KAMPALA- The move to liberalise the pensions sector that has dragged on for seven years has been hit by yet another snag. The Ministry of Public Service has asked the Inspector General of Government to investigate ministry of Finance officials over “allegations of bribery, vested interest and influence peddling.”
This follows a July 3, 2017 stakeholders’ consultative meeting held at Ministry of finance boardroom to discuss reforms in the pensions sector where Mr Moses Bekabye, a technical advisor for economic affairs at the Finance ministry and other officials were accused of having been “influenced” and “pushed” to liberalise the pensions sector to benefit some unnamed “external parties.”
The meeting that was attended by, among others, the Ministers of Gender, Labour and Social Development, Public Service, Finance, Planning and Economic Development and their respective Permanent Secretaries, consequently asked the Inspector General of Government (IGG) to investigate the allegations.
Mr Bekabye spearheaded the initial liberalisation process leading up to the formation of Uganda Retirement Benefits Regulatory Authority (URBRA) and consequently served as its interim chief executive officer.
In a July 5, 2017 letter to the Inspector General of Government, Ms Catherine Bitarakwate Musingwiire, the public service Permanent Secretary asked the IGG to “undertake an urgent investigation into the allegations that staff of the Finance Ministry and other ofﬁcials were unduly inﬂuenced to push for the liberalisation of the pension sector in disregard of the directive by the President.”
The investigation, according to the letter may among other things, look into “how the idea to liberalise the pension sector in 2010 was hatched, whether there was any directive from Cabinet to the Minister of Finance to liberalise the pension sector and whether a certificate of ﬁnancial and legal implications were issued.”
The investigation may also focus on “…whether there are other interested parties (with special interests) behind the proposal to liberalise the pension sector and if yes, who the parties are and the particular interests.”
Workers’ Union protests conflict of interest
These allegations against finance ministry officials come on the heels of similar allegations made last week by representatives of workers’ unions against some key players in the liberalisation process.
In a statement released on Sunday July 23, by the National Organisation of Trade Unions (NOTU), Mr Usher Wilson Owere, the NOTU President General, accused some of the players of what he called “hidden private business interests that are now being masked behind genuine concern on reforms.”
“Workers need to treat these individuals with all the contempt they deserve, if workers are to get the best deal out of this reform process; otherwise we may end up handing workers’ savings to hungry, profit-seeking businessmen and lawyers disguised as saviours,” he said.
Conflict of interest

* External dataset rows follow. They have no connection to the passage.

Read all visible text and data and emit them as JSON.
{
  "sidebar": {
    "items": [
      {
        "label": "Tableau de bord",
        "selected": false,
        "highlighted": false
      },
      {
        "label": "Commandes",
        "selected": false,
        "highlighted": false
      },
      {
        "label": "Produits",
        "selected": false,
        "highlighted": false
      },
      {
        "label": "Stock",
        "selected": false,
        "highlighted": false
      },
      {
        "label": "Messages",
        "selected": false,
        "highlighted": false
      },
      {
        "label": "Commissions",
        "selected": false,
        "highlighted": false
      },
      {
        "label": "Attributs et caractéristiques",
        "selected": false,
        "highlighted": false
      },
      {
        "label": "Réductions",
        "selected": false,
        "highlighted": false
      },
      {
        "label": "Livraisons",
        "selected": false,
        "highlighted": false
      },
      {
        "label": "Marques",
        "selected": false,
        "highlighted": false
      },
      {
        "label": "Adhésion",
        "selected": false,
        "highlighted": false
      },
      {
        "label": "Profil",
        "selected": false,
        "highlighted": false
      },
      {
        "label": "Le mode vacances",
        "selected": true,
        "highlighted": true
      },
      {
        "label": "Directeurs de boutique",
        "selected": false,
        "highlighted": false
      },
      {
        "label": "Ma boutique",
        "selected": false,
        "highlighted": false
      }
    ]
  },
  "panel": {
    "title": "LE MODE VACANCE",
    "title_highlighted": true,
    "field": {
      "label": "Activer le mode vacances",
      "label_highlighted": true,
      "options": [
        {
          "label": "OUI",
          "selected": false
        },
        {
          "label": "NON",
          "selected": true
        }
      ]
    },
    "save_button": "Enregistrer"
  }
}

Mr Owere particularly singled out Mr Andrew Kasirye, the chairman of the URBRA- the industry regulator, who he said is a board member at UAP Insurance which owns UAP Financial Services, one of the licensed fund managers and UAP Life a licensed administrator. He also said Mr Kasirye’s law firm; Kasirye, Byaruhanga & Co. Advocates, is retained by Stanbic Bank yet the bank is a licensed pension’s funds custodian.
“Has he declared this conflict of interest?” the statement reads in part.
Mr Owere holds the view that the Retirement Benefits Sector Liberalisation Bill 2011, currently before Parliament, should be withdrawn and revised to reflect “workers interests.”
“NOTU strongly supports meaningful reforms in the pensions sector; reforms that will guarantee the security of workers’ savings, give a better return on investment, but also shield it away from profit driven reforms... the current bill does not serve workers’ interests and it should be withdrawn,” he said in the statement.